Exceptions And Debugging

Geoffrey McGill edited this page Feb 8, 2017 · 2 revisions

The console window of the browser is always a handy tool when it comes to debugging JavaScript code. You can use Console.WriteLine in your C# code to output information to the Bridge Console, such as Exception details.

Console Class

Bridge defines the Console class in the System namespace.

Console.WriteLine and Console.WriteLine

The following demonstrates usage of Console.WriteLine.

using System;
using Bridge;

namespace ErrorHandling
{
    public struct Point
    {
        public int X, Y;
    }

    public class MyClass
    {   
        public static void Main()
        {
            Point p = new Point();
            Console.WriteLine(p);
        }
    }
}

The following figures show the resulting output in the console window of Firefox and IE respectively:

ff console

ie console

To Open The Console:

Firefox Ctrl+Shift+K
Firebug F12
Chrome Ctrl+Shift+I
Internet Explorer Ctrl+Shift+I

Note, that both method calls are translated to console.log, ultimately.

var p = new ErrorHandling.Point();
console.log(p.$clone());
console.log(p.x);
console.log(p.y);

Exception Handling

Console can be used in exception handling, for example:

using System;
using Bridge;
using Bridge.Html5;

namespace ErrorHandling
{
    public struct Point
    {
        public int X, Y;
    }

    public class MyClass
    {   
        public static void Main()
        {
            Point[] points = new Point[1000];
            try
            {
                int x = points[500].X;
                Console.WriteLine(x);
            }
            catch (Exception e)
            {
                Console.WriteLine("ERROR: " + e);
            }
        }
    }
}
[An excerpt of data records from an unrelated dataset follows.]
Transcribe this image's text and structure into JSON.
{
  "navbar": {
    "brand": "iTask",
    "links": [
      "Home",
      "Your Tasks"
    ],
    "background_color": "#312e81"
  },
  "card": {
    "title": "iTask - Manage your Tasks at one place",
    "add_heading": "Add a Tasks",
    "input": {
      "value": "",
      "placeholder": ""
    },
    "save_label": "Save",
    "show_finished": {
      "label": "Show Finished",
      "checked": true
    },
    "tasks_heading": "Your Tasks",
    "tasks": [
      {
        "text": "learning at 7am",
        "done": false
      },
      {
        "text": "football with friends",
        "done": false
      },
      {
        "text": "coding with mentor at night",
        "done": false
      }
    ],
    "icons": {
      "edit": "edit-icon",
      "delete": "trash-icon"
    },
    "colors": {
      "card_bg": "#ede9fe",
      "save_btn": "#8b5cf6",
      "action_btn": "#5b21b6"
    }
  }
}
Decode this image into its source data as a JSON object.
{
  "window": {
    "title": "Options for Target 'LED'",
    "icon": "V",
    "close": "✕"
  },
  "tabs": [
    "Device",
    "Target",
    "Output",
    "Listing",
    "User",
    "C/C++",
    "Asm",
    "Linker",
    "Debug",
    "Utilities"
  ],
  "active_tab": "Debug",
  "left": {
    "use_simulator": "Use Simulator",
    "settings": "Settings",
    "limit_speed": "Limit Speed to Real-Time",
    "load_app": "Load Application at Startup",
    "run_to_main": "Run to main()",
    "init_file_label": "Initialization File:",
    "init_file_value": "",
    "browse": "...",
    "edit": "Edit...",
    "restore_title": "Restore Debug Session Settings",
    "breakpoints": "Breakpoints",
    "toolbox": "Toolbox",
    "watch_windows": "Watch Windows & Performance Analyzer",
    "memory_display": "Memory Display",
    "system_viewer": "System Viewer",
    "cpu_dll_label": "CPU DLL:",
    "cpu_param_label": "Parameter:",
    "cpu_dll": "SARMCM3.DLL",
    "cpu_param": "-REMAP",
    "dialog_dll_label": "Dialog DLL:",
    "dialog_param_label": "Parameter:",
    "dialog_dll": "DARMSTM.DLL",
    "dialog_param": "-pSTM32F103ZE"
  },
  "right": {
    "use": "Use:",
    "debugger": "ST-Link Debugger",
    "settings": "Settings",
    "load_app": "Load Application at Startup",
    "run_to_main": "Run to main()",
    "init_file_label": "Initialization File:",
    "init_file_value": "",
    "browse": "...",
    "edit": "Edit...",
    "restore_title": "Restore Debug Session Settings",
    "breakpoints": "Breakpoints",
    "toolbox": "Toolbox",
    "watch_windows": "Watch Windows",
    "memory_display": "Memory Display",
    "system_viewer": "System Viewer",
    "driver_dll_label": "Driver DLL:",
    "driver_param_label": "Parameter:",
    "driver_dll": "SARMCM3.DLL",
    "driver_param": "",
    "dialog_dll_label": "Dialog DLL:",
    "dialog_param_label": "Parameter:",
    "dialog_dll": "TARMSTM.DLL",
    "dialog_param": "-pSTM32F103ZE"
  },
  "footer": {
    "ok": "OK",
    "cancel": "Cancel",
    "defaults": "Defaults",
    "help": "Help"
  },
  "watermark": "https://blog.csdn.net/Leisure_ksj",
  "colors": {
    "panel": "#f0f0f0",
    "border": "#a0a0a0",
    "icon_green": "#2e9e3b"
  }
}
Results in ERROR: points[500] is undefined to be displayed in the Bridge Console and the browser Developer Tools console.

Accept User Input

There are cases where you need to prompt the user to input some value. Console.Read and Console.ReadLine do just that by popping up a JavaScript dialog box (they are both translated to the familiar prompt JavaScript function). The latter can optionally accept a prompt message and a default value as parameters. Here is how the code example above can be modified to let the user enter the index of the points array ("500" is cleverly set as the default input value since points[500] is the only instantiated array element):

using System;
using Bridge;
using Bridge.Html5;

namespace ErrorHandling
{
    public struct Point
    {
        public int X, Y;
    }

    public class MyClass
    {   
        public static void Main()
        {
            Point[] points = new Point[1000];
            points[500] = new Point();
            points[500].X = 500;
            points[500].Y = 500;
            try
            {
                int index = Int32.Parse(Console.ReadLine("Enter index value", "500"));
                Console.WriteLine(points[index].X);
                Console.WriteLine(points[index].Y);
            }
            catch (Exception e)
            {
                Console.WriteLine("ERROR: " + e);
            }
        }

    }
}